It is a web development platform that provides a complete package of software tools for building and running dynamic websites and web applications. XAMPP includes the Apache web server, the MariaDB database, and the PHP and Perl scripting languages, along with other tools, all pre-configured and ready to use. It is designed to make it easy for developers to set up a local web server environment for testing and developing their web applications.
What is Perl?
Perl is another programming language bundled with XAMPP. It's not necessary to use it for PHP development, nor will it be used throughout this book. XAMPP includes Perl for those who need it, along with the traditional LAMP stack.
You can download XAMPP over at Apache Friends. On the homepage, there will be an option to download XAMPP for windows or mac. Choose the option relevant to your operating system.
After XAMPP has been downloaded, you can navigate to your downloads to right-click on the exe file and select "run as administrator." The XAMPP setup wizard will boot up.
Click next. You'll eventually have the option to select the components you'd like to install. In most cases, the default selection should work fine. Please make sure PHP is selected.
Next, you must select a folder for installing XAMPP. I recommend installing XAMPP in a separate folder from your programs so that it's easier to access and find.
Afterward, you can select a language.
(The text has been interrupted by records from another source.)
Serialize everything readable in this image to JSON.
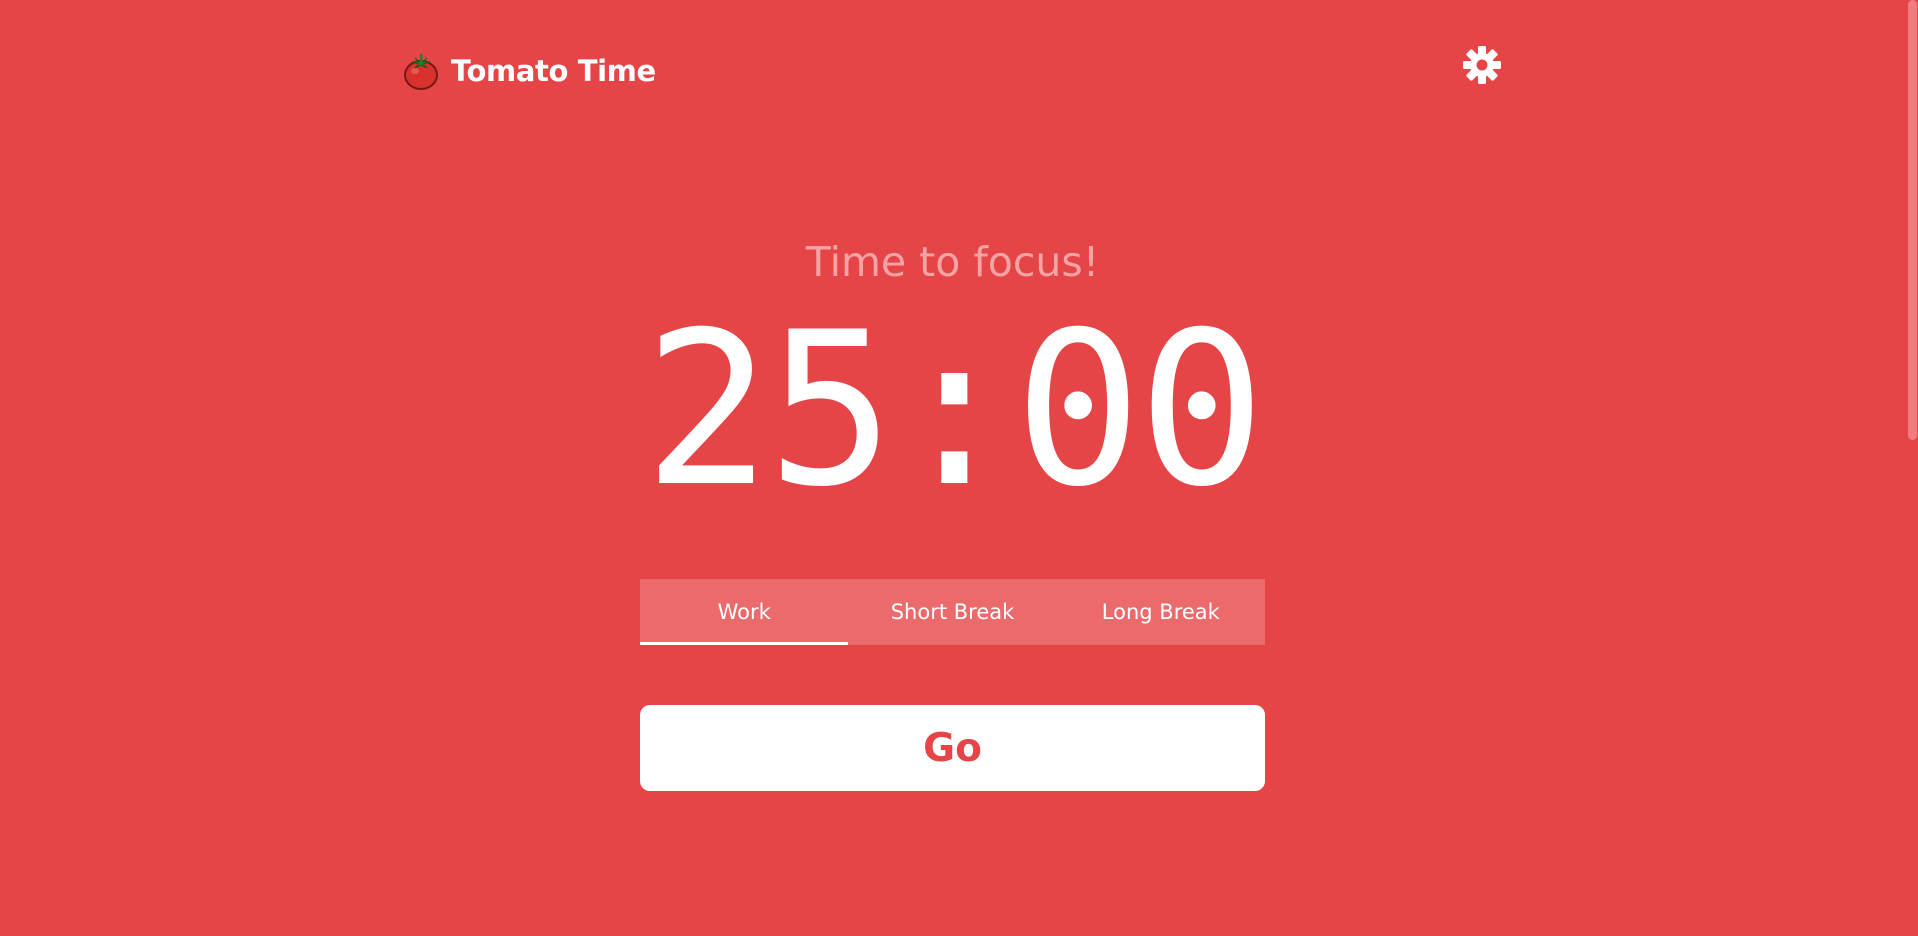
{
  "header": {
    "logo_icon": "tomato-icon",
    "app_name": "Tomato Time",
    "settings_icon": "gear-icon"
  },
  "timer": {
    "status": "Time to focus!",
    "time": "25:00"
  },
  "modes": [
    {
      "label": "Work",
      "active": true
    },
    {
      "label": "Short Break",
      "active": false
    },
    {
      "label": "Long Break",
      "active": false
    }
  ],
  "actions": {
    "go_label": "Go"
  },
  "colors": {
    "background": "#e64548",
    "tab_bar": "#eb6b6d",
    "status_text": "#f5a3a4",
    "button_text": "#e64548",
    "white": "#ffffff"
  }
}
Choose whichever you prefer. XAMPP can be used in multiple languages.
Finally, you can begin installing XAMPP.
This may take a few moments, so be patient.
After some time has passed, XAMPP should've been installed successfully. Congrats! You're well on your way to learning PHP.
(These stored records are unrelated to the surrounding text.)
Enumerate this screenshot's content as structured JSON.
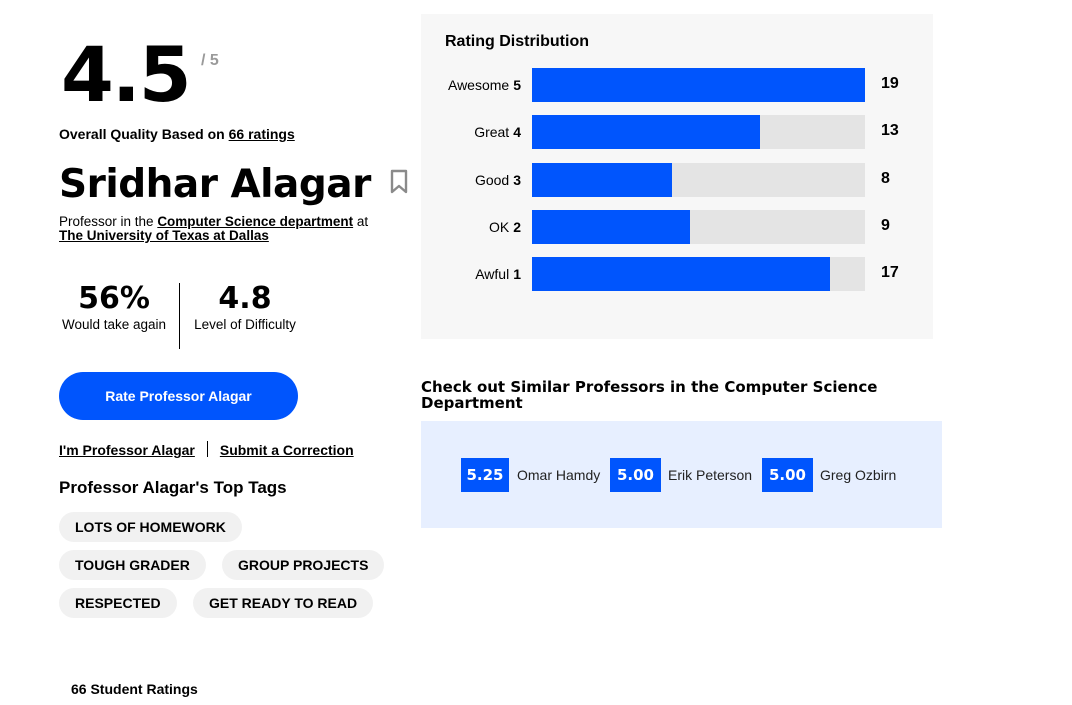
{
  "overall": {
    "score": "4.5",
    "out_of": "/ 5",
    "based_on_prefix": "Overall Quality Based on",
    "ratings_link": "66 ratings"
  },
  "professor": {
    "name": "Sridhar Alagar",
    "dept_prefix": "Professor in the",
    "dept_link": "Computer Science department",
    "dept_suffix": "at",
    "school_link": "The University of Texas at Dallas"
  },
  "feedback": {
    "take_again_value": "56%",
    "take_again_label": "Would take again",
    "difficulty_value": "4.8",
    "difficulty_label": "Level of Difficulty"
  },
  "actions": {
    "rate_button": "Rate Professor Alagar",
    "claim_link": "I'm Professor Alagar",
    "correction_link": "Submit a Correction"
  },
  "tags": {
    "title": "Professor Alagar's Top Tags",
    "items": [
      "LOTS OF HOMEWORK",
      "TOUGH GRADER",
      "GROUP PROJECTS",
      "RESPECTED",
      "GET READY TO READ"
    ]
  },
  "distribution": {
    "title": "Rating Distribution",
    "max": 19,
    "rows": [
      {
        "label": "Awesome",
        "rating": "5",
        "count": 19
      },
      {
        "label": "Great",
        "rating": "4",
        "count": 13
      },
      {
        "label": "Good",
        "rating": "3",
        "count": 8
      },
      {
        "label": "OK",
        "rating": "2",
        "count": 9
      },
      {
        "label": "Awful",
        "rating": "1",
        "count": 17
      }
    ]
  },
  "similar": {
    "title": "Check out Similar Professors in the Computer Science Department",
    "items": [
      {
        "score": "5.25",
        "name": "Omar Hamdy"
      },
      {
        "score": "5.00",
        "name": "Erik Peterson"
      },
      {
        "score": "5.00",
        "name": "Greg Ozbirn"
      }
    ]
  },
  "student_ratings": "66 Student Ratings",
  "colors": {
    "accent": "#0055fd",
    "track": "#e4e4e4",
    "panel": "#f7f7f7",
    "similar_bg": "#e7efff",
    "tag_bg": "#f1f1f1"
  },
  "icons": {
    "bookmark": "bookmark-icon"
  }
}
XAMPP is not the only program available for installing the same software. While XAMPP is cross-platform, some Mac users may struggle with installing it. In that case, you can check out MAMP. Originally designed for Mac users, it also supports Windows.
Another great option is called Laragon. However, Laragon only works on Windows.
If you have limited permissions on your current machine, you can consider using Replit. It's an online IDE for software development. Support for PHP is available. I recommend using Replit if you don't want to spend time configuring your machine to learn PHP.
What about Docker
As you start to work on larger projects, these tools begin to show their flaws. It isn't easy to switch between environments without affecting other projects. Ideally, each project should have its own environment and be isolated from other projects.
For advanced PHP users, Docker is the clear winner. The major problem is that it can be overwhelming for beginners.
Don't worry; there's a chapter dedicated to using Docker + PHP. You will naturally come across it, assuming you're reading this book from beginning to end. For now, XAMPP, MAMP, or Laragon will suffice for what's covered.